Extracted entries:
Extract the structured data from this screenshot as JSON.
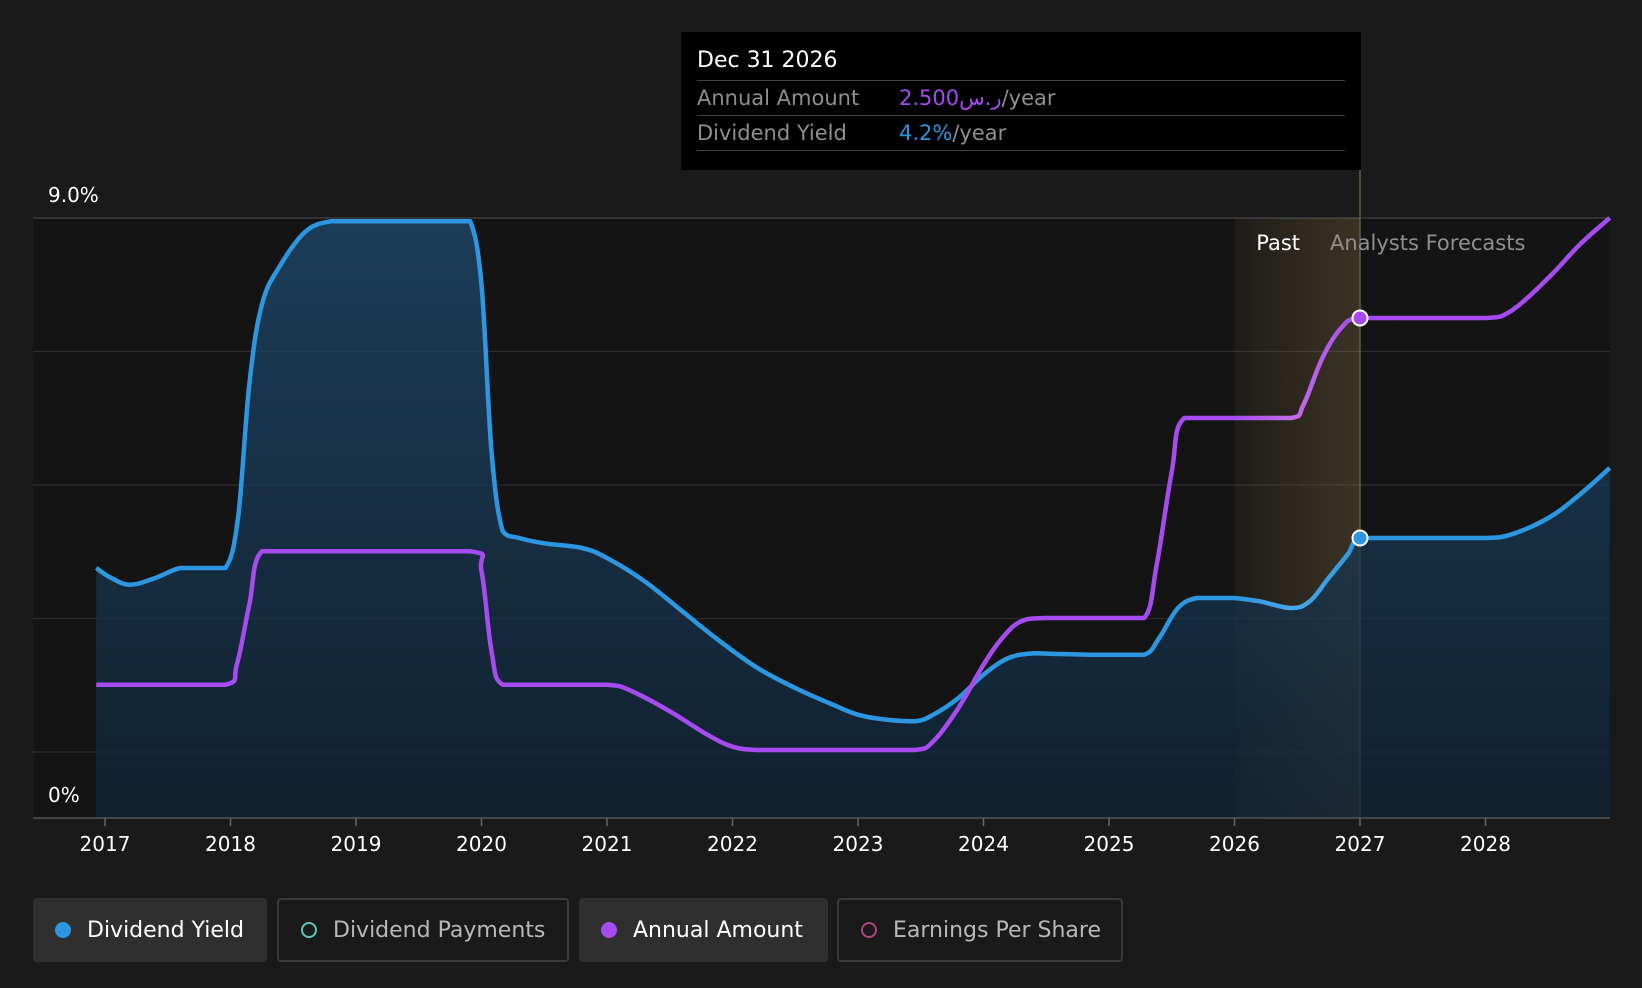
{
  "tooltip": {
    "date": "Dec 31 2026",
    "rows": [
      {
        "label": "Annual Amount",
        "value": "2.500ر.س",
        "unit": "/year"
      },
      {
        "label": "Dividend Yield",
        "value": "4.2%",
        "unit": "/year"
      }
    ]
  },
  "legend": [
    {
      "label": "Dividend Yield",
      "color": "#2d96e0",
      "active": true,
      "filled": true
    },
    {
      "label": "Dividend Payments",
      "color": "#5fc8bc",
      "active": false,
      "filled": false
    },
    {
      "label": "Annual Amount",
      "color": "#a64bf0",
      "active": true,
      "filled": true
    },
    {
      "label": "Earnings Per Share",
      "color": "#b0457f",
      "active": false,
      "filled": false
    }
  ],
  "colors": {
    "yield": "#2d96e0",
    "amount": "#a64bf0",
    "background": "#1a1a1a",
    "plot": "#141414",
    "past_band": "#c8a060"
  },
  "chart_data": {
    "type": "area",
    "x_tick_labels": [
      "2017",
      "2018",
      "2019",
      "2020",
      "2021",
      "2022",
      "2023",
      "2024",
      "2025",
      "2026",
      "2027",
      "2028"
    ],
    "y_tick_labels": [
      "9.0%",
      "0%"
    ],
    "ylim": [
      0,
      9.0
    ],
    "xlim": [
      2016.4,
      2028.99
    ],
    "grid": true,
    "region_labels": [
      "Past",
      "Analysts Forecasts"
    ],
    "past_end": 2027.0,
    "highlight": {
      "x": 2027.0,
      "dividend_yield": 4.2,
      "annual_amount_sar": 2.5
    },
    "series": [
      {
        "name": "Dividend Yield",
        "unit": "%",
        "points": [
          [
            2016.93,
            3.75
          ],
          [
            2017.05,
            3.6
          ],
          [
            2017.2,
            3.5
          ],
          [
            2017.4,
            3.6
          ],
          [
            2017.6,
            3.75
          ],
          [
            2017.8,
            3.75
          ],
          [
            2017.96,
            3.75
          ],
          [
            2018.06,
            4.5
          ],
          [
            2018.15,
            6.5
          ],
          [
            2018.25,
            7.7
          ],
          [
            2018.4,
            8.3
          ],
          [
            2018.6,
            8.8
          ],
          [
            2018.8,
            8.95
          ],
          [
            2019.0,
            8.95
          ],
          [
            2019.4,
            8.95
          ],
          [
            2019.8,
            8.95
          ],
          [
            2019.91,
            8.95
          ],
          [
            2020.0,
            8.0
          ],
          [
            2020.08,
            5.5
          ],
          [
            2020.17,
            4.3
          ],
          [
            2020.3,
            4.2
          ],
          [
            2020.5,
            4.12
          ],
          [
            2020.8,
            4.05
          ],
          [
            2021.0,
            3.9
          ],
          [
            2021.3,
            3.55
          ],
          [
            2021.6,
            3.1
          ],
          [
            2021.9,
            2.65
          ],
          [
            2022.2,
            2.25
          ],
          [
            2022.5,
            1.95
          ],
          [
            2022.8,
            1.7
          ],
          [
            2023.0,
            1.55
          ],
          [
            2023.2,
            1.48
          ],
          [
            2023.45,
            1.45
          ],
          [
            2023.6,
            1.55
          ],
          [
            2023.8,
            1.8
          ],
          [
            2024.0,
            2.15
          ],
          [
            2024.2,
            2.4
          ],
          [
            2024.4,
            2.47
          ],
          [
            2024.6,
            2.46
          ],
          [
            2024.85,
            2.45
          ],
          [
            2025.0,
            2.45
          ],
          [
            2025.28,
            2.45
          ],
          [
            2025.4,
            2.7
          ],
          [
            2025.55,
            3.15
          ],
          [
            2025.7,
            3.3
          ],
          [
            2025.9,
            3.3
          ],
          [
            2026.0,
            3.3
          ],
          [
            2026.2,
            3.25
          ],
          [
            2026.45,
            3.15
          ],
          [
            2026.6,
            3.25
          ],
          [
            2026.75,
            3.6
          ],
          [
            2026.9,
            3.95
          ],
          [
            2027.0,
            4.2
          ],
          [
            2027.3,
            4.2
          ],
          [
            2027.6,
            4.2
          ],
          [
            2028.0,
            4.2
          ],
          [
            2028.2,
            4.25
          ],
          [
            2028.5,
            4.5
          ],
          [
            2028.75,
            4.85
          ],
          [
            2028.99,
            5.25
          ]
        ]
      },
      {
        "name": "Annual Amount",
        "unit": "SAR/year",
        "points": [
          [
            2016.93,
            2.0
          ],
          [
            2017.4,
            2.0
          ],
          [
            2017.96,
            2.0
          ],
          [
            2018.05,
            2.3
          ],
          [
            2018.15,
            3.2
          ],
          [
            2018.25,
            4.0
          ],
          [
            2018.6,
            4.0
          ],
          [
            2019.0,
            4.0
          ],
          [
            2019.91,
            4.0
          ],
          [
            2020.0,
            3.7
          ],
          [
            2020.08,
            2.5
          ],
          [
            2020.17,
            2.0
          ],
          [
            2020.5,
            2.0
          ],
          [
            2021.0,
            2.0
          ],
          [
            2021.2,
            1.9
          ],
          [
            2021.5,
            1.6
          ],
          [
            2021.8,
            1.25
          ],
          [
            2022.0,
            1.07
          ],
          [
            2022.2,
            1.02
          ],
          [
            2022.5,
            1.02
          ],
          [
            2023.0,
            1.02
          ],
          [
            2023.45,
            1.02
          ],
          [
            2023.6,
            1.15
          ],
          [
            2023.8,
            1.65
          ],
          [
            2024.0,
            2.3
          ],
          [
            2024.15,
            2.7
          ],
          [
            2024.3,
            2.95
          ],
          [
            2024.5,
            3.0
          ],
          [
            2025.0,
            3.0
          ],
          [
            2025.28,
            3.0
          ],
          [
            2025.38,
            3.8
          ],
          [
            2025.5,
            5.2
          ],
          [
            2025.6,
            6.0
          ],
          [
            2026.0,
            6.0
          ],
          [
            2026.45,
            6.0
          ],
          [
            2026.55,
            6.2
          ],
          [
            2026.7,
            6.9
          ],
          [
            2026.85,
            7.35
          ],
          [
            2027.0,
            7.5
          ],
          [
            2027.5,
            7.5
          ],
          [
            2028.0,
            7.5
          ],
          [
            2028.2,
            7.6
          ],
          [
            2028.5,
            8.1
          ],
          [
            2028.75,
            8.6
          ],
          [
            2028.99,
            9.0
          ]
        ]
      }
    ]
  }
}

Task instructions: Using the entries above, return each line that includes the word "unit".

Written answer:
        "unit": "/year"
        "unit": "/year"
        "unit": "%",
        "unit": "SAR/year",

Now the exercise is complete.